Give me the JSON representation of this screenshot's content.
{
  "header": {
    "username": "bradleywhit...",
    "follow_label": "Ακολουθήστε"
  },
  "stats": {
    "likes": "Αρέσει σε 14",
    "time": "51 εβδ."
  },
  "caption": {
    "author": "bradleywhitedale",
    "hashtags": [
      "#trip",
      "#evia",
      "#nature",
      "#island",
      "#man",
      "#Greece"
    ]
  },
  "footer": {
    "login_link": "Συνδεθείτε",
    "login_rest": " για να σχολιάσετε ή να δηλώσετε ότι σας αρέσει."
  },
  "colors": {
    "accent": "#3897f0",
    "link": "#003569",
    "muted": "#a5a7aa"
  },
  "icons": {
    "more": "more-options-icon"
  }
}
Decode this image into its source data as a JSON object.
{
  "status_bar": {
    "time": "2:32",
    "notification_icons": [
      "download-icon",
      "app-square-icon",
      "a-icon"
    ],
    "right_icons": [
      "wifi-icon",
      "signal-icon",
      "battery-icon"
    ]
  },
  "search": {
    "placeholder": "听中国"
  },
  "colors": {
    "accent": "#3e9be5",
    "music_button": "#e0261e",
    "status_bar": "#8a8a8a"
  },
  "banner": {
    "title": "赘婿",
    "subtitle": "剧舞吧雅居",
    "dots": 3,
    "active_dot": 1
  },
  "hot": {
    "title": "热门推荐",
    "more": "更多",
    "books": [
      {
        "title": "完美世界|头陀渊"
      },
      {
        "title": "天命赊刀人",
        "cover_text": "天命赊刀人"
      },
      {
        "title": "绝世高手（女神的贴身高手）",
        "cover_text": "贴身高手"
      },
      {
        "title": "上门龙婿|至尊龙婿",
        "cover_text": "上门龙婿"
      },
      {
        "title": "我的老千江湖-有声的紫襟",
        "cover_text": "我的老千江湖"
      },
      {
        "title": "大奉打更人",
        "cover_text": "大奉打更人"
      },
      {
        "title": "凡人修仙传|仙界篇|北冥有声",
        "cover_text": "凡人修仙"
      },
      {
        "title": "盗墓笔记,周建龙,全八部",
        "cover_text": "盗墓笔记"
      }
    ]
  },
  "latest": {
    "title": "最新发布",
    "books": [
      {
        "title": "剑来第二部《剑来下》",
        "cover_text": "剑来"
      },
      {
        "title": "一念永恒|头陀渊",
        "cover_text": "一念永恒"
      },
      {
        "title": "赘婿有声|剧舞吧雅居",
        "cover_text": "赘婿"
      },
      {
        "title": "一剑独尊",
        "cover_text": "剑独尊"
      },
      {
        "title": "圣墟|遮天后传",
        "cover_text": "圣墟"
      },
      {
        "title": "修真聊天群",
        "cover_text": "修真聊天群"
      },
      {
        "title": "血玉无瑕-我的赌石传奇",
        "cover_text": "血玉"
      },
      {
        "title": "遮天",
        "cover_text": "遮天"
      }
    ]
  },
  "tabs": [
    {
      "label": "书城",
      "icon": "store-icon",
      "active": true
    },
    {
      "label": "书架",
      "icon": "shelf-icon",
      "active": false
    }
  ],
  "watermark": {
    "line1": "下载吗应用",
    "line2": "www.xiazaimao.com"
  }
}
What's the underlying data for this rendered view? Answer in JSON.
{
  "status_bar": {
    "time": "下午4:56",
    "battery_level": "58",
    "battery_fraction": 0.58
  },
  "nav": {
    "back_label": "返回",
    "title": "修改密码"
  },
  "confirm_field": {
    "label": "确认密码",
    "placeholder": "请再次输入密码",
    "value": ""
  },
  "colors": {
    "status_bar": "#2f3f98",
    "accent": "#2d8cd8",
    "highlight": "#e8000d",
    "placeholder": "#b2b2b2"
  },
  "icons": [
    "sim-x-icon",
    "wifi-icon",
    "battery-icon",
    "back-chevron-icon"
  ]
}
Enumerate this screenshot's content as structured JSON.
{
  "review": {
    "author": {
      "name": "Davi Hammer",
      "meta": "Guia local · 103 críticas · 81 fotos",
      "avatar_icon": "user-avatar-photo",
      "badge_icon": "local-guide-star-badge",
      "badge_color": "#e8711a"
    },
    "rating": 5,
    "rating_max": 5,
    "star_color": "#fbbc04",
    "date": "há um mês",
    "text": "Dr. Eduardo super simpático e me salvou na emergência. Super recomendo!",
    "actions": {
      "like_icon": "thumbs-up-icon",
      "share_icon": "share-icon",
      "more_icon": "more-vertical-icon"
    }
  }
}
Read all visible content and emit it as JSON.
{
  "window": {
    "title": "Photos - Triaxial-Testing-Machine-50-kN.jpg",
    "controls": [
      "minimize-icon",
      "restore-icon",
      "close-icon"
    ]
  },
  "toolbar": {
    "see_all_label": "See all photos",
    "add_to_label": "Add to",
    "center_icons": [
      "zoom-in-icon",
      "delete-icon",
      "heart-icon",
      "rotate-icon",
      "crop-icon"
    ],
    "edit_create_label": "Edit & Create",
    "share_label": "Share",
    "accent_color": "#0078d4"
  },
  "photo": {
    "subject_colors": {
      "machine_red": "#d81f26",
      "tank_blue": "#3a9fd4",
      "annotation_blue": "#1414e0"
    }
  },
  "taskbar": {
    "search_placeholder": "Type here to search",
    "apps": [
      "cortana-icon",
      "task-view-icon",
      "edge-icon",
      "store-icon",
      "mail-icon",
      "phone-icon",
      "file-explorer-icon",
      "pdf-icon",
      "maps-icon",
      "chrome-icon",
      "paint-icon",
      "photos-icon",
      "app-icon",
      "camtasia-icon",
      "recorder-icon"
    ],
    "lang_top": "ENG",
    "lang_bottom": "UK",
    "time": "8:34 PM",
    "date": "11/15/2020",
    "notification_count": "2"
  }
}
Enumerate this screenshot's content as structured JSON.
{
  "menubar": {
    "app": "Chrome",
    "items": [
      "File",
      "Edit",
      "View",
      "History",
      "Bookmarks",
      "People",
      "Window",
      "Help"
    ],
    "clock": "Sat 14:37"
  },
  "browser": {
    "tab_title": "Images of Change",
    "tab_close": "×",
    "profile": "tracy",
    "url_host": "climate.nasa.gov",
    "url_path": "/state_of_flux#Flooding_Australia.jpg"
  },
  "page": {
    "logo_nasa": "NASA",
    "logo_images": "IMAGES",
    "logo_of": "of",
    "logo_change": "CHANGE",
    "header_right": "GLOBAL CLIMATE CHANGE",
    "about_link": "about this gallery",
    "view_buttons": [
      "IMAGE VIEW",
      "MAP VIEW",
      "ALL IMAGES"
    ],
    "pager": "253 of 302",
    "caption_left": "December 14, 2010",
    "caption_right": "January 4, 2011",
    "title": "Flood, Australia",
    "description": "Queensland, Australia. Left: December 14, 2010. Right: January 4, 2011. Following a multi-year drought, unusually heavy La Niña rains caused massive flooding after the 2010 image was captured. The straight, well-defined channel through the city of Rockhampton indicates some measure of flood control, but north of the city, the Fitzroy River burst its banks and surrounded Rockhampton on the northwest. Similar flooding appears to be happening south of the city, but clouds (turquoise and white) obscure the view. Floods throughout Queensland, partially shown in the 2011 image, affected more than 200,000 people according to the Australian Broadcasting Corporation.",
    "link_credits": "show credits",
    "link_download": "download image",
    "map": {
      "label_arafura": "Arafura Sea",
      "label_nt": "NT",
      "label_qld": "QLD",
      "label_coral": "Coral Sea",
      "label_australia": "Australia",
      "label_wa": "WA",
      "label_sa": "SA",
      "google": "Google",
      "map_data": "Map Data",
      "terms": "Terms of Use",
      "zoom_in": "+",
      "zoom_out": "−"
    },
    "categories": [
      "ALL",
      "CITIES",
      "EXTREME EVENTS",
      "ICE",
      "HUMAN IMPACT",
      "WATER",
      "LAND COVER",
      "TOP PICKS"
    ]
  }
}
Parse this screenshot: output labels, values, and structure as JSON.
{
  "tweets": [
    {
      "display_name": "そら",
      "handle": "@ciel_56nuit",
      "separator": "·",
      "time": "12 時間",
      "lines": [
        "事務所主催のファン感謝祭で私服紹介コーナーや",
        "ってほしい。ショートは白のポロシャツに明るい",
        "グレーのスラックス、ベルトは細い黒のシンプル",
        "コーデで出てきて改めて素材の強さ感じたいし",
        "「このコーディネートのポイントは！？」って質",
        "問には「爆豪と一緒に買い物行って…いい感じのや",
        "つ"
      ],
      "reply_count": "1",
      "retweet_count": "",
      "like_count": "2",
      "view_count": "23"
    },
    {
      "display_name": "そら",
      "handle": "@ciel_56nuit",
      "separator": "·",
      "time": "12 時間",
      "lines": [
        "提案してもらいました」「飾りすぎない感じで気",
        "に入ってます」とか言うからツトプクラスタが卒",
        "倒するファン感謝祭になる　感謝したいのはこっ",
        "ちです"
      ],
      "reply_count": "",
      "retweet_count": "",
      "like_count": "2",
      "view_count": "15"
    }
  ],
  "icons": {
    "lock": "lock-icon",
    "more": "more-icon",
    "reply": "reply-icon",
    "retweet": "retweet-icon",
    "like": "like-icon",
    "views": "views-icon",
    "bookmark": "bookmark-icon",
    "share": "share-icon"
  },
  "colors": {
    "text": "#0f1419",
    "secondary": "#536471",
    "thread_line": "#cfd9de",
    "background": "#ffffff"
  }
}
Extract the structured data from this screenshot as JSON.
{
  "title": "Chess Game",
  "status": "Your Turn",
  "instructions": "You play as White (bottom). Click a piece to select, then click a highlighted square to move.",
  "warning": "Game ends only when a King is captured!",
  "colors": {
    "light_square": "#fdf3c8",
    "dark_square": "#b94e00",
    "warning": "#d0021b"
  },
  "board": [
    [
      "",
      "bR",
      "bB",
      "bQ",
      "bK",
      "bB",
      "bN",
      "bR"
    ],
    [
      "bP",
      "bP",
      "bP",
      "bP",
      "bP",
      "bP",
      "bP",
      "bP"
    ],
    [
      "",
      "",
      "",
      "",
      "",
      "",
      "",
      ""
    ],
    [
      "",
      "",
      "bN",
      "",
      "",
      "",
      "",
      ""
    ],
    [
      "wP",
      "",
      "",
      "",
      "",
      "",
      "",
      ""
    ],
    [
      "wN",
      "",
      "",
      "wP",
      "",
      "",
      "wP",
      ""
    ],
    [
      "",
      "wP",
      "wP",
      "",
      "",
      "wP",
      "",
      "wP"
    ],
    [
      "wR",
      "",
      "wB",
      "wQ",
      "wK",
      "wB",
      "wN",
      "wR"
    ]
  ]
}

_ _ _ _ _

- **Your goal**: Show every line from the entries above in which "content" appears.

- **Task result**:
Give me the JSON representation of this screenshot's content.
Enumerate this screenshot's content as structured JSON.
Read all visible content and emit it as JSON.
Enumerate this screenshot's content as structured JSON.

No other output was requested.